Here is a good video that shows a similar mask made from a HEPA vac filter. I did this, but it's not very comfortable and is not washable. But it is an excellent design.

Here is the pattern. However, I add 1/2 inch on the sides for hem allowance and 1 inch on the long sides for hem and to tuck in the nose stiffener.

I did not sew on the elastic to the mask. One long loop threaded through the holes (melt with hot nail) is easier and more adjustable. The cord is tied with a double fisherman's knot so that I can easily slide it to take up slack, should the elastic stretch or for different size heads.

It's probably not far off N-95 or may be there. Yes, the masks are primarily to keep your own spit, but why not do it right?

I've made a dozzen of them, for my wife and I, and for my 90+ parents. 

Yeah, it's doofy looking.  Too many people choose masks for appearance or because they "look" medical. This works and stays in place through any activity. Good for mowing the grass and shop work too.


Of course, this is why you wear a mask: 

Sunday, May 17, 2020

Anchors Are All Related

[Excel aluminum anchor coming soon!]

What could be more different than a 1950s Northill, looking a lot like a traditional fisherman's anchor, and the latest 2010s new generation anchor, the Mantus M1?

But if we look at them either from the side (ignoring the upper fluke) or from the bottom's eye view...

 ... the angles aren't that different.

I've been using this Norhill on my F-24 for several years because it is the only non-pivoting fluke anchor that will fit in the shallow well. It has dome downsides:
  • Rode can foul on the exposed fluke if the boat does a 360 due to a change in the tide or wind.
  • The fluke area is less. But this is made up for by the cross stock area, so the holding power is about equal.
  • Instead of rotating with the wind change it flips over when the change excedes about 90 degrees and is strong.
But it also has some upsides:
  • Folds flat.
  • Better than either Mantus or pivoting fluke in shells.
  • Does not clog with mud when resetting, because the other fluke is clean.
 No, I wouldn't run out and buy one.
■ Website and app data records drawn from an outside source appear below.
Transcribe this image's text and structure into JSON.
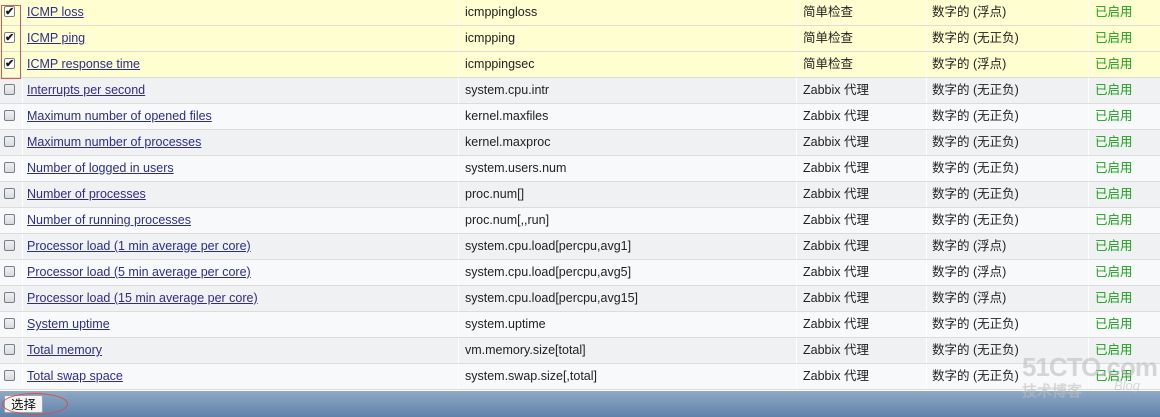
{
  "items": [
    {
      "name": "ICMP loss",
      "key": "icmppingloss",
      "type": "简单检查",
      "info": "数字的 (浮点)",
      "status": "已启用",
      "checked": true
    },
    {
      "name": "ICMP ping",
      "key": "icmpping",
      "type": "简单检查",
      "info": "数字的 (无正负)",
      "status": "已启用",
      "checked": true
    },
    {
      "name": "ICMP response time",
      "key": "icmppingsec",
      "type": "简单检查",
      "info": "数字的 (浮点)",
      "status": "已启用",
      "checked": true
    },
    {
      "name": "Interrupts per second",
      "key": "system.cpu.intr",
      "type": "Zabbix 代理",
      "info": "数字的 (无正负)",
      "status": "已启用",
      "checked": false
    },
    {
      "name": "Maximum number of opened files",
      "key": "kernel.maxfiles",
      "type": "Zabbix 代理",
      "info": "数字的 (无正负)",
      "status": "已启用",
      "checked": false
    },
    {
      "name": "Maximum number of processes",
      "key": "kernel.maxproc",
      "type": "Zabbix 代理",
      "info": "数字的 (无正负)",
      "status": "已启用",
      "checked": false
    },
    {
      "name": "Number of logged in users",
      "key": "system.users.num",
      "type": "Zabbix 代理",
      "info": "数字的 (无正负)",
      "status": "已启用",
      "checked": false
    },
    {
      "name": "Number of processes",
      "key": "proc.num[]",
      "type": "Zabbix 代理",
      "info": "数字的 (无正负)",
      "status": "已启用",
      "checked": false
    },
    {
      "name": "Number of running processes",
      "key": "proc.num[,,run]",
      "type": "Zabbix 代理",
      "info": "数字的 (无正负)",
      "status": "已启用",
      "checked": false
    },
    {
      "name": "Processor load (1 min average per core)",
      "key": "system.cpu.load[percpu,avg1]",
      "type": "Zabbix 代理",
      "info": "数字的 (浮点)",
      "status": "已启用",
      "checked": false
    },
    {
      "name": "Processor load (5 min average per core)",
      "key": "system.cpu.load[percpu,avg5]",
      "type": "Zabbix 代理",
      "info": "数字的 (浮点)",
      "status": "已启用",
      "checked": false
    },
    {
      "name": "Processor load (15 min average per core)",
      "key": "system.cpu.load[percpu,avg15]",
      "type": "Zabbix 代理",
      "info": "数字的 (浮点)",
      "status": "已启用",
      "checked": false
    },
    {
      "name": "System uptime",
      "key": "system.uptime",
      "type": "Zabbix 代理",
      "info": "数字的 (无正负)",
      "status": "已启用",
      "checked": false
    },
    {
      "name": "Total memory",
      "key": "vm.memory.size[total]",
      "type": "Zabbix 代理",
      "info": "数字的 (无正负)",
      "status": "已启用",
      "checked": false
    },
    {
      "name": "Total swap space",
      "key": "system.swap.size[,total]",
      "type": "Zabbix 代理",
      "info": "数字的 (无正负)",
      "status": "已启用",
      "checked": false
    }
  ],
  "footer": {
    "select_label": "选择"
  },
  "watermark": {
    "site": "51CTO.com",
    "tagline": "技术博客",
    "blog": "Blog"
  },
  "colors": {
    "selected_row": "#fefed1",
    "status_enabled": "#1c9e1c",
    "link": "#2d2d8f",
    "footer": "#6f8fb5"
  }
}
I've had this one for 30 years, used it on a number of boats. It has never let me down or dragged, so when I needed a folding anchor I recovered it from the lawn art pile and put it on the boat, where it will stay until someone makes a folding anchor that works.

Yes, there are anchors that knock-down for storage, but a working anchor must be available in seconds in case of engine failure or similar misadventure.

Saturday, May 2, 2020

A New Toy--Holdpeak Anemometer

It never fails to amaze me how instrumentation has come down in price. From lab equipment to non-destructive testing instruments, the change is not quite as dramatic as consumer elelctronics, but it's nice.

My pricey circa 1990 anemometer finally caved in, I needed one for an upcoming article on boat ventilation, and I braced myself for the expence. And it was... $25 through Amazon with free delivery.

I had to add a few slips of tape to the blades to perfect the balance; out of the box it was a little unstable below ~ 0.4 knots. Properly balanced, it is stable and accurate down to 0.1 knots, which is to say, absolutely amazing for so little money. I swear, it spins when a bug flies by.

As far as sailing goes, it's not a substitute for a masthead instrument. You don't get direction, it doesn't interface with the autopilot, and deck level winds are always influenced by rigging and sails. But I actually wanted it for local readings, and should I want to extend it aloft, it has min and max recording and can be attached to an extension via a 1/4" USS mounting thread.

Already a few new projects have suggested themselves. I wouldn't call it industrial duty, but it works.